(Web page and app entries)
==========

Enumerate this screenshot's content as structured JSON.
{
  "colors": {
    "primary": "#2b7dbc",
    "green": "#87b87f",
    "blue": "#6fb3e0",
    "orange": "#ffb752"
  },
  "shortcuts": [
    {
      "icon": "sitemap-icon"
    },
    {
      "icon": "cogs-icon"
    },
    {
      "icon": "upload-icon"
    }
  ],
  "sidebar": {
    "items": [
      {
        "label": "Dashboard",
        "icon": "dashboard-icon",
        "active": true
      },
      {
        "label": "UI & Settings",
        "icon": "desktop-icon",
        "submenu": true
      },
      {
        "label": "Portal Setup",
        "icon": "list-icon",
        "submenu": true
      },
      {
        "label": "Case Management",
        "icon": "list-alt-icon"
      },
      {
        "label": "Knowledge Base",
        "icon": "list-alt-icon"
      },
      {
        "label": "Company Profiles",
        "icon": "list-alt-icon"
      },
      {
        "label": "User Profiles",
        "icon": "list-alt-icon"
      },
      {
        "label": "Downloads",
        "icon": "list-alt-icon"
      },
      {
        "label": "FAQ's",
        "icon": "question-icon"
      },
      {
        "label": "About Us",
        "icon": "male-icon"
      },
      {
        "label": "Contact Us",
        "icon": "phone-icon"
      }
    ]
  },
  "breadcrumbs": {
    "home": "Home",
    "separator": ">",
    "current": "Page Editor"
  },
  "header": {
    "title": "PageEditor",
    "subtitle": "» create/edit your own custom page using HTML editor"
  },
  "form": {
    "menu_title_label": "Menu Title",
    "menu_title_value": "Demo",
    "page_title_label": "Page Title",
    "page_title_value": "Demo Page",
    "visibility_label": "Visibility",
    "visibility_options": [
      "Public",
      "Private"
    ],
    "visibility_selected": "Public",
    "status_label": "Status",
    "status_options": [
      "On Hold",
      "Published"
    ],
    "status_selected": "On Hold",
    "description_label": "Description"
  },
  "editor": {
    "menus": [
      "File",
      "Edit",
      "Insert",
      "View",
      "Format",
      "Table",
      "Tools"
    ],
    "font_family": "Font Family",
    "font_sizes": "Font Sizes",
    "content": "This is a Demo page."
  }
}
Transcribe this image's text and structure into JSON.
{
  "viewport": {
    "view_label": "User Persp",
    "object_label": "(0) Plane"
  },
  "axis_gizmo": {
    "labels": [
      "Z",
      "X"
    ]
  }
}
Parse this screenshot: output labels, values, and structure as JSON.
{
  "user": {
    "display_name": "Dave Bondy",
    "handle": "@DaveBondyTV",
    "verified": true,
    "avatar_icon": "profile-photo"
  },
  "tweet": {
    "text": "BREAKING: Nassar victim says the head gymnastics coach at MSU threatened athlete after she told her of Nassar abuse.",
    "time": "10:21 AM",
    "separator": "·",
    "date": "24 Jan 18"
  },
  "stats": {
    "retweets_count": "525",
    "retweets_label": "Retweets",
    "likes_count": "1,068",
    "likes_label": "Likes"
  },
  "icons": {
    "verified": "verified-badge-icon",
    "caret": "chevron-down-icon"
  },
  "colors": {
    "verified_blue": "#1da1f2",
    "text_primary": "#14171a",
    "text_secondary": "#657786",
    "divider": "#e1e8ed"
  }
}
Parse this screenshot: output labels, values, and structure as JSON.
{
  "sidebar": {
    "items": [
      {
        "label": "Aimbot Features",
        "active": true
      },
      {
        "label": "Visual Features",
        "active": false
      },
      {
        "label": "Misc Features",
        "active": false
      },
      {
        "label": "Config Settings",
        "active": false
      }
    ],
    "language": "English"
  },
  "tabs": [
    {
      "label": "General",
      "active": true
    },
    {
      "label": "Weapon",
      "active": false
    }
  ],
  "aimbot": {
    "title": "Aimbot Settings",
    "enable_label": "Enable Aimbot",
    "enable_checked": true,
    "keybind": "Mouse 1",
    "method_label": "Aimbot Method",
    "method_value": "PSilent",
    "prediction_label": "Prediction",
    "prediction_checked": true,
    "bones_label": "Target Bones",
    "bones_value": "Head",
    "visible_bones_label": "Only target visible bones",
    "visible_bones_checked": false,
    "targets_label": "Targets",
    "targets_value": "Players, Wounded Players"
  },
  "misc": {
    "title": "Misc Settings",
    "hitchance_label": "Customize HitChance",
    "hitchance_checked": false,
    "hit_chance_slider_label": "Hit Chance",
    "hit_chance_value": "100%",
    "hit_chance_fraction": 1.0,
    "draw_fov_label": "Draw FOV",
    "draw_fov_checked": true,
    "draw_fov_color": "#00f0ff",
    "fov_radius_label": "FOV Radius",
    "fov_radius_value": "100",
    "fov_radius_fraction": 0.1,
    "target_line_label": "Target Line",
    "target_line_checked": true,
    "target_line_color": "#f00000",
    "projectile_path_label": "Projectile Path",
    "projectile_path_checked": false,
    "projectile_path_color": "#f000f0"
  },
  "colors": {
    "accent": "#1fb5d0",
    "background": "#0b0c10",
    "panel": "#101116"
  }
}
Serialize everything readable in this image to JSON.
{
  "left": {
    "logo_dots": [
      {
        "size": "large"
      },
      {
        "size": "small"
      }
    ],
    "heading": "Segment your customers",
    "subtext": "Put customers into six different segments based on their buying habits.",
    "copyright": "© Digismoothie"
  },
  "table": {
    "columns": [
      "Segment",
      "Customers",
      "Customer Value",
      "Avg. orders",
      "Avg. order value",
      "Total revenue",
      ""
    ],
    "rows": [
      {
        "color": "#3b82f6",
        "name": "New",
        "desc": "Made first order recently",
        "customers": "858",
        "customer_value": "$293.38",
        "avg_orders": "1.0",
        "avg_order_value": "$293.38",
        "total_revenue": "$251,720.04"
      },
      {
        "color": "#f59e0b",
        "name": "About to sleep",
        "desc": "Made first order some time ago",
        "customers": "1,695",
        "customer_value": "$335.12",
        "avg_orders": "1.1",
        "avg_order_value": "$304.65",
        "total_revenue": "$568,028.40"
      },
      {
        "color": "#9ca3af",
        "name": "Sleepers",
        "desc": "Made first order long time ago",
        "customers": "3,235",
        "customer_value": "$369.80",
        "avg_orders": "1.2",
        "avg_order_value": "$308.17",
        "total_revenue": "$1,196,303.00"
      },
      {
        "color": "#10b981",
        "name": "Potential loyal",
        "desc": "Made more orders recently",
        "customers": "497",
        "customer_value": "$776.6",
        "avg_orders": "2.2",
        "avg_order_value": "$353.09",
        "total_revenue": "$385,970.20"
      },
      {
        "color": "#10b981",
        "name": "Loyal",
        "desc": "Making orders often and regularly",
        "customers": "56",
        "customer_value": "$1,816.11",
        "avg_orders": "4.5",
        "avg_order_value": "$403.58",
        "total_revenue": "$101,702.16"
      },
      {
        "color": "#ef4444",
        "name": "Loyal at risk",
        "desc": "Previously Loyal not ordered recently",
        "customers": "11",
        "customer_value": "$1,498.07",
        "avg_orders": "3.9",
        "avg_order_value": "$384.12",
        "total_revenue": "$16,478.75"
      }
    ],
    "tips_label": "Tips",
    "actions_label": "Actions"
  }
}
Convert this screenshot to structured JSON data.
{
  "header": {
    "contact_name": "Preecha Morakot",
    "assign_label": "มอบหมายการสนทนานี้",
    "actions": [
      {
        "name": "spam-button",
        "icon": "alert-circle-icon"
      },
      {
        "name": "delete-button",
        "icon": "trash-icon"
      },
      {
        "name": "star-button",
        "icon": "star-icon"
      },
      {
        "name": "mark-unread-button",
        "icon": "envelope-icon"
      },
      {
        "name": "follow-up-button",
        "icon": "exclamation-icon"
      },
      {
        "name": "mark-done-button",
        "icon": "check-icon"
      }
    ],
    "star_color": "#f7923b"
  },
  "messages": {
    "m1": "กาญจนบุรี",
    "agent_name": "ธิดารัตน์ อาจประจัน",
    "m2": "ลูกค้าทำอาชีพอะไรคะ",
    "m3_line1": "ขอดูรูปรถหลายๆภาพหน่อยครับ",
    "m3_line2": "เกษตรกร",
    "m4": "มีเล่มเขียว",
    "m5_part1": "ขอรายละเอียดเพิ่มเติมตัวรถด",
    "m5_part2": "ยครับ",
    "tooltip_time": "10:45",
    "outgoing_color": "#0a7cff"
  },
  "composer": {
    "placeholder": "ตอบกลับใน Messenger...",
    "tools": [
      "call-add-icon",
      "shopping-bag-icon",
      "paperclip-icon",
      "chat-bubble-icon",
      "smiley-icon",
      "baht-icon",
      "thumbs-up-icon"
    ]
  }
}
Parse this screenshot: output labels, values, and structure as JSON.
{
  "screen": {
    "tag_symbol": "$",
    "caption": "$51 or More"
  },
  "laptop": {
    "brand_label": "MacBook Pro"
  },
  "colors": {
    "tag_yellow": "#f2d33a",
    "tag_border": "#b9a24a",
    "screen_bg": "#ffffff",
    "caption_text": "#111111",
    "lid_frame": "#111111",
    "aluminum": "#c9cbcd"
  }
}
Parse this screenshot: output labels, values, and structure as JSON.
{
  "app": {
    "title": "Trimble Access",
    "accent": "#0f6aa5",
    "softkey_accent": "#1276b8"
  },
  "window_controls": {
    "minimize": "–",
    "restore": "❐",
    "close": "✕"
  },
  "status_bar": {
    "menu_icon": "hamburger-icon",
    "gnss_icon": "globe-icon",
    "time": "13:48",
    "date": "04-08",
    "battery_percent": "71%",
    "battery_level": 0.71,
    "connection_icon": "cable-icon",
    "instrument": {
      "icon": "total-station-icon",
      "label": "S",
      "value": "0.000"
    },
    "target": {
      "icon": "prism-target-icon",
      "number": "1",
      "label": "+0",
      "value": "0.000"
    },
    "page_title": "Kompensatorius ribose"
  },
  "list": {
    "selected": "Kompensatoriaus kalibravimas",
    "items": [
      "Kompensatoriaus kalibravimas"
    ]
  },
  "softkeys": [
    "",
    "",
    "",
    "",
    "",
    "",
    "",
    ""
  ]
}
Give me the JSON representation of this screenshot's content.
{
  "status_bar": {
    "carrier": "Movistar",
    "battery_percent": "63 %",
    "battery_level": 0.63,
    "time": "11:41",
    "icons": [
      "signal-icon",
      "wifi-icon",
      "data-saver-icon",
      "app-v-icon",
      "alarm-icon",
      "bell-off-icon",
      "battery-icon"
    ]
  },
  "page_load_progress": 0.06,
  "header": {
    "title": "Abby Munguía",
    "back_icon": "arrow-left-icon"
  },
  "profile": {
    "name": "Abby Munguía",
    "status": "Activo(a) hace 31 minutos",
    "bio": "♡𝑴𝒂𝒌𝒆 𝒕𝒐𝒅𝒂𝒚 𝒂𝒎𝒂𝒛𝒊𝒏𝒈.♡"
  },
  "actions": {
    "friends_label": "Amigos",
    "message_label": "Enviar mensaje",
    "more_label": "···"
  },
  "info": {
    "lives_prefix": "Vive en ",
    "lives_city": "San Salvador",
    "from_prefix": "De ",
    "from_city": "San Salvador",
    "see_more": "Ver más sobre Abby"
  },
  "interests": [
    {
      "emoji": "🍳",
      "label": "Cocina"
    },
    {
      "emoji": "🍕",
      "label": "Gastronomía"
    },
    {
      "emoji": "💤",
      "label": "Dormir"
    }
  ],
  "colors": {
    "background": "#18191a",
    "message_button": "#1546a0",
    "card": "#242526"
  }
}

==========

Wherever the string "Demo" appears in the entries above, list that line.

    "menu_title_value": "Demo",
    "page_title_value": "Demo Page",
    "content": "This is a Demo page."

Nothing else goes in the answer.